Data records for software interfaces:

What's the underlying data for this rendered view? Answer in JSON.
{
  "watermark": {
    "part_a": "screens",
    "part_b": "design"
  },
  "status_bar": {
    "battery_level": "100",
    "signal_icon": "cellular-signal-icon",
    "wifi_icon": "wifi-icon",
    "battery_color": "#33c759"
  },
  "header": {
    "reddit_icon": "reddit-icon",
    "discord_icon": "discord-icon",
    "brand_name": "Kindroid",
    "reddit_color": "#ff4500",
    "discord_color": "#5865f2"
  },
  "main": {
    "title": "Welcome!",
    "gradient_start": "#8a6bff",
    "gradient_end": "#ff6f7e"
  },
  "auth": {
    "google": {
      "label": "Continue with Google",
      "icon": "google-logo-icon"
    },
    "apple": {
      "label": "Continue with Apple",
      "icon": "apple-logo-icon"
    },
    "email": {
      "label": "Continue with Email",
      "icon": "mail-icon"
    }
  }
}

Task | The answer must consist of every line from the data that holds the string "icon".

Solution |
    "signal_icon": "cellular-signal-icon",
    "wifi_icon": "wifi-icon",
    "reddit_icon": "reddit-icon",
    "discord_icon": "discord-icon",
      "icon": "google-logo-icon"
      "icon": "apple-logo-icon"
      "icon": "mail-icon"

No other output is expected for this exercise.